Please repeat every entry, keeping each one exactly the same.

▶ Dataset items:

☆ ☆ ☆ ☆

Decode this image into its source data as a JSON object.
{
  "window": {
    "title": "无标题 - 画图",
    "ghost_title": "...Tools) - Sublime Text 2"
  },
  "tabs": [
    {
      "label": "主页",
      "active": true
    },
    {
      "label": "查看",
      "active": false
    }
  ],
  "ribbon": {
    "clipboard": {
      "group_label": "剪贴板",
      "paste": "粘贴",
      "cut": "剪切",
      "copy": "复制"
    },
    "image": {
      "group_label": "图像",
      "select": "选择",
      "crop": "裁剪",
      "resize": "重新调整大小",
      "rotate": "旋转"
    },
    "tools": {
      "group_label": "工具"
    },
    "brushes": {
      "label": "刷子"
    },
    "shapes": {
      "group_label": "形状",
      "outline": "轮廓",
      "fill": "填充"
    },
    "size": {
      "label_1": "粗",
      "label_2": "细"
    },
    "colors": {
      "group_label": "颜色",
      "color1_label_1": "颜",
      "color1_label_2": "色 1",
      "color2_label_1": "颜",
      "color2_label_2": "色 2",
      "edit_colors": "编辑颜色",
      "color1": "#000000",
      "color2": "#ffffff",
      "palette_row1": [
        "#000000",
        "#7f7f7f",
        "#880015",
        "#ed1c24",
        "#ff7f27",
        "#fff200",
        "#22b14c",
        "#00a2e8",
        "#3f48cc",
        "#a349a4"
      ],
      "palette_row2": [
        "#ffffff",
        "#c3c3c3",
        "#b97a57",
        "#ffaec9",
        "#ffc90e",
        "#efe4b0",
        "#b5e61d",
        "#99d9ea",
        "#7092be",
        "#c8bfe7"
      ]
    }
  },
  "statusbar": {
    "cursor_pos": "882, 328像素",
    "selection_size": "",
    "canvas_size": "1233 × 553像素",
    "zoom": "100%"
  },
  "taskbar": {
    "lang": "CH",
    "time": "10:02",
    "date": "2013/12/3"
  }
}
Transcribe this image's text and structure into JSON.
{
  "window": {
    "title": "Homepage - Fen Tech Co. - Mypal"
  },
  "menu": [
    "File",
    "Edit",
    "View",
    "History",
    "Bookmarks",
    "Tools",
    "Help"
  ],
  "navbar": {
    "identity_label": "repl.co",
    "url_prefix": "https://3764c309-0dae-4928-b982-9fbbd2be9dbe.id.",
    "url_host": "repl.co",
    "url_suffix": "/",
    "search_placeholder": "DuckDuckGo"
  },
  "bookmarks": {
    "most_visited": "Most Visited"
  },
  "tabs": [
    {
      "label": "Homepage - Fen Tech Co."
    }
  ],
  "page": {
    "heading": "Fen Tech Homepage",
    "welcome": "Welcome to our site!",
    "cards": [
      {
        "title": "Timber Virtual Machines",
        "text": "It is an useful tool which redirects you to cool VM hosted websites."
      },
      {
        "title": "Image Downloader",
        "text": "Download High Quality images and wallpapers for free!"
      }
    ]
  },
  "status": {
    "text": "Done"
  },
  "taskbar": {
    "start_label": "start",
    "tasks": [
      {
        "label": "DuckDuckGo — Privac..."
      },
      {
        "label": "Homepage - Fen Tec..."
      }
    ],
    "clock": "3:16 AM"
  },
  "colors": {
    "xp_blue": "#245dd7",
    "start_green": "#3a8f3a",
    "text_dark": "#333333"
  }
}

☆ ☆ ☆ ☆

▶ ANSWER AREA:
Decode this image into its source data as a JSON object.
{
  "window": {
    "title": "无标题 - 画图",
    "ghost_title": "...Tools) - Sublime Text 2"
  },
  "tabs": [
    {
      "label": "主页",
      "active": true
    },
    {
      "label": "查看",
      "active": false
    }
  ],
  "ribbon": {
    "clipboard": {
      "group_label": "剪贴板",
      "paste": "粘贴",
      "cut": "剪切",
      "copy": "复制"
    },
    "image": {
      "group_label": "图像",
      "select": "选择",
      "crop": "裁剪",
      "resize": "重新调整大小",
      "rotate": "旋转"
    },
    "tools": {
      "group_label": "工具"
    },
    "brushes": {
      "label": "刷子"
    },
    "shapes": {
      "group_label": "形状",
      "outline": "轮廓",
      "fill": "填充"
    },
    "size": {
      "label_1": "粗",
      "label_2": "细"
    },
    "colors": {
      "group_label": "颜色",
      "color1_label_1": "颜",
      "color1_label_2": "色 1",
      "color2_label_1": "颜",
      "color2_label_2": "色 2",
      "edit_colors": "编辑颜色",
      "color1": "#000000",
      "color2": "#ffffff",
      "palette_row1": [
        "#000000",
        "#7f7f7f",
        "#880015",
        "#ed1c24",
        "#ff7f27",
        "#fff200",
        "#22b14c",
        "#00a2e8",
        "#3f48cc",
        "#a349a4"
      ],
      "palette_row2": [
        "#ffffff",
        "#c3c3c3",
        "#b97a57",
        "#ffaec9",
        "#ffc90e",
        "#efe4b0",
        "#b5e61d",
        "#99d9ea",
        "#7092be",
        "#c8bfe7"
      ]
    }
  },
  "statusbar": {
    "cursor_pos": "882, 328像素",
    "selection_size": "",
    "canvas_size": "1233 × 553像素",
    "zoom": "100%"
  },
  "taskbar": {
    "lang": "CH",
    "time": "10:02",
    "date": "2013/12/3"
  }
}
Transcribe this image's text and structure into JSON.
{
  "window": {
    "title": "Homepage - Fen Tech Co. - Mypal"
  },
  "menu": [
    "File",
    "Edit",
    "View",
    "History",
    "Bookmarks",
    "Tools",
    "Help"
  ],
  "navbar": {
    "identity_label": "repl.co",
    "url_prefix": "https://3764c309-0dae-4928-b982-9fbbd2be9dbe.id.",
    "url_host": "repl.co",
    "url_suffix": "/",
    "search_placeholder": "DuckDuckGo"
  },
  "bookmarks": {
    "most_visited": "Most Visited"
  },
  "tabs": [
    {
      "label": "Homepage - Fen Tech Co."
    }
  ],
  "page": {
    "heading": "Fen Tech Homepage",
    "welcome": "Welcome to our site!",
    "cards": [
      {
        "title": "Timber Virtual Machines",
        "text": "It is an useful tool which redirects you to cool VM hosted websites."
      },
      {
        "title": "Image Downloader",
        "text": "Download High Quality images and wallpapers for free!"
      }
    ]
  },
  "status": {
    "text": "Done"
  },
  "taskbar": {
    "start_label": "start",
    "tasks": [
      {
        "label": "DuckDuckGo — Privac..."
      },
      {
        "label": "Homepage - Fen Tec..."
      }
    ],
    "clock": "3:16 AM"
  },
  "colors": {
    "xp_blue": "#245dd7",
    "start_green": "#3a8f3a",
    "text_dark": "#333333"
  }
}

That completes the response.